Government Shutdown

 Nearly 9,000 civilian workers went back to work Monday at Wright-Patterson Air Force Base. That’s after the Department of Defense reinterpreted a new law in order to end furlough days.

Gov't. Shutdown May Have Long Term Consequences

Oct 5, 2013
Flickr Creative Commons user soundfromwayout

The government shutdown continues, as do the furloughs affecting civilian employees at Wright-Patterson. One estimate has put the economic impact at $5 million per furlough day that the region loses. Nearly 9,000 base employees are currently out of work.

The news in the short-term is certainly not good. Michael Gessel with the Dayton Development Coalition says to put that into perspective, "it would be the same economic impact if LexisNexis, Honda and AK Steel closed down and let everybody off."

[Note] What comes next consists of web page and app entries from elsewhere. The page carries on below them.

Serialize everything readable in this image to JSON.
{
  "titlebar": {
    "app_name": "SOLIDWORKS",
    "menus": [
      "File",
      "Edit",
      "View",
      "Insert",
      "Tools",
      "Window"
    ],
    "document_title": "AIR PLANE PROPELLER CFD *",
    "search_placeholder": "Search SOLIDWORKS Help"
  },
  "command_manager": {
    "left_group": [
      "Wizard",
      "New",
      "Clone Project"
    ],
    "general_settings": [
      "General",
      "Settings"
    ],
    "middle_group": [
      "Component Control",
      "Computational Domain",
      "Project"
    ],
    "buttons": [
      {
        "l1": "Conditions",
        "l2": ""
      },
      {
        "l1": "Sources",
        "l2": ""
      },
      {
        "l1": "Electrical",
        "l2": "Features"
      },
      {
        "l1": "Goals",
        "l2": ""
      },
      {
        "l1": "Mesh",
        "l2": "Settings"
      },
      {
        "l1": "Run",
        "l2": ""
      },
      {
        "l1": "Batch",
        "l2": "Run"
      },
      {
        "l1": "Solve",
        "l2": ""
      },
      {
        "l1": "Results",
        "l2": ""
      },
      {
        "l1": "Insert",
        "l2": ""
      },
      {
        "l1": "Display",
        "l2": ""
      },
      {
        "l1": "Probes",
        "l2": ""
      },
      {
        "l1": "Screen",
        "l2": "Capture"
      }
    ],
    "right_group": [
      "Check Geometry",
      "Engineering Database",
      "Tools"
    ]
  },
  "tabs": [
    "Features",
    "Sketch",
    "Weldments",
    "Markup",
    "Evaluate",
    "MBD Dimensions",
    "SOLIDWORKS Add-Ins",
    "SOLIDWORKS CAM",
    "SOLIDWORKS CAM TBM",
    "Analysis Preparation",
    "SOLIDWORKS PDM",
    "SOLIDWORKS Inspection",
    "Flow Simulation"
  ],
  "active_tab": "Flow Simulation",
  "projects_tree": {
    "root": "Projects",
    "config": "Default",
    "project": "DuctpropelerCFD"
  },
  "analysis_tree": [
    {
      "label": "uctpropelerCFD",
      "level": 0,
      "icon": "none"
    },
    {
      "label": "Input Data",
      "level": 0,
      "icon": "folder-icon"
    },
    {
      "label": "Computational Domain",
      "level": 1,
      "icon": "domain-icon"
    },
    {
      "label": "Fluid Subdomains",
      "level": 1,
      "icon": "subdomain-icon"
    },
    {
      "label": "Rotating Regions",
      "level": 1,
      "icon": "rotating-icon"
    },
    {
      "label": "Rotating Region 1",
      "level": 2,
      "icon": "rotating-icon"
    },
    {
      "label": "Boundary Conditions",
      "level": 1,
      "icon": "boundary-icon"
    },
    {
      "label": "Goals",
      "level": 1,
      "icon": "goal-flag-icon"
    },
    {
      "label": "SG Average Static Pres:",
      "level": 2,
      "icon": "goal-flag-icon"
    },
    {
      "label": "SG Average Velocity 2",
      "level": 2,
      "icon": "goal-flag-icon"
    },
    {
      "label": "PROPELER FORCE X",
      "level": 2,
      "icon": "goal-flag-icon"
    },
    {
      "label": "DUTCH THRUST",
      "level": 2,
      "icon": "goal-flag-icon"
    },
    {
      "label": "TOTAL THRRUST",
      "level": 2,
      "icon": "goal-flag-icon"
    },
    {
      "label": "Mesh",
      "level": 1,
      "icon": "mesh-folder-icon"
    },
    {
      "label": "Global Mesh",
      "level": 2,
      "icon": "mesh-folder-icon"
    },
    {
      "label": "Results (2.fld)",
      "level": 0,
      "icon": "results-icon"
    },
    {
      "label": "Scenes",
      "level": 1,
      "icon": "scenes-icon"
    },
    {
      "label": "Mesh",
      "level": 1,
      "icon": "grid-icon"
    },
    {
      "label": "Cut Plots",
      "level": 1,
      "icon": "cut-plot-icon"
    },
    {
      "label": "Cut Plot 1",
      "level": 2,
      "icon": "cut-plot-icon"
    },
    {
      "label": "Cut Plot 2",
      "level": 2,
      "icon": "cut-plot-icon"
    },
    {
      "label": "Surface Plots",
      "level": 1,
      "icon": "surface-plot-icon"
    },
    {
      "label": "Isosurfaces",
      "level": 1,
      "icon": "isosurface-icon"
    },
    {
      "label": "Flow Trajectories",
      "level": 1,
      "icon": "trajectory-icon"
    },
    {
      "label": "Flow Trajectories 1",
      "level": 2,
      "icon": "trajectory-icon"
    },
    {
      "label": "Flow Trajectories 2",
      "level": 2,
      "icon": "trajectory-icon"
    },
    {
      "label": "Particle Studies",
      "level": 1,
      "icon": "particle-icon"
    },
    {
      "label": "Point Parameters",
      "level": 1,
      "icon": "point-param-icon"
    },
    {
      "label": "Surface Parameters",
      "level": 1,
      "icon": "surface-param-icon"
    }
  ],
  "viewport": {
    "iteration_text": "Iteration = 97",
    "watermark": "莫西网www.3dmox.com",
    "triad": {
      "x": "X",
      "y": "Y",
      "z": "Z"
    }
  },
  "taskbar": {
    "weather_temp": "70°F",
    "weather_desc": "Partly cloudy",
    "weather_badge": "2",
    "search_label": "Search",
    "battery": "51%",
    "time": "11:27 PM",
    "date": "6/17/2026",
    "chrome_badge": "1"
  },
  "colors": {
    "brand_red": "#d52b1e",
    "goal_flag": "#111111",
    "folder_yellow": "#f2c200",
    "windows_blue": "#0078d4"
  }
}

Aviation-related classes have been canceled at Ohio's largest military base as a result of furloughs triggered by the federal government shutdown.

The Dayton Daily News reports the Air Force Institute of Technology suspended classes this week at Wright-Patterson Air Force Base. About 8,700 civilian employees were sent home without pay when the partial federal government shutdown began Tuesday.


  Congressman Mike Turner (OH-10th) has voted with the majority of other House Republicans in favor of a 2014 budget that would defund the Affordable Care Act. Republican congressmen pushed for the bill with the knowledge the Senate and the President would reject it, and in the final days of the fiscal year, the controversy devolved into a showdown, and finally to a partial shutdown of the federal government for the first time in 17 years. As of Thursday, Oct. 3, that shutdown was still underway with no end in sight.

WYSO spoke to Rep. Turner Thursday morning.

The National Aviation Hall of Fame announced it will move its 51st Annual Enshrinement Dinner & Ceremony due to the federal government shutdown. The event will no longer be held at the National Museum of the US Air Force, and now will move into a smaller venue at the Hope hotel at Wright-Patt.

Enshrinement Director, Ron Kaplan, says the last minute move has created additional expense for the Hall of Fame but believes there’s a greater loss for attendees.

WYSO/Lewis Wallace

 Nearly 9,000 employees of Wright-Patterson Air Force Base remain on emergency furlough following the federal government shutdown, and workers and businesses are worried about the financial impact, particularly if the partial shutdown is prolonged.

Wright-Patt officials estimate that for every day the government stays closed, the Dayton area loses $5 million in wages.

Shutdown Impacts Thousands of Ohio Workers

Oct 2, 2013

Thousands of people around Ohio are beginning to feel the effects of the federal government shutdown. Regional Social Security offices have canceled in-person appointments and the state’s national parks and forests are closed. The advocacy group, Fair Share Ohio, says 25,000 federal employees who live in Ohio stayed at home today and could not go to work.

Colonel Cassie Barlow of the 88th Air Base Wing speaks to reporters about a possible emergency furlough.
WYSO/Lewis Wallace

As of midnight, October 1st, the U.S. House and Senate had not agreed on a  budget, and the federal government is now implementing a partial shut down for the first time since 1995-1996.

On Tuesday Forbes listed Dayton as one of the top ten cities at risk during a government shutdown. Civilian workers at Wright-Patterson Air Force Base bear the immediate brunt: approximately 8,700 non-military staff at Wright-Patt received furlough letters Tuesday morning.

The impacts of the partial federal government shutdown are beginning to ripple across Ohio.

The National Museum of the U.S. Air Force near Dayton has closed, canceling all tours and other events. The museum has some 1 million visitors a year and is a popular place for military reunions.  A spokeswoman has said that all but three security staff members of 95 museum employees would be furloughed.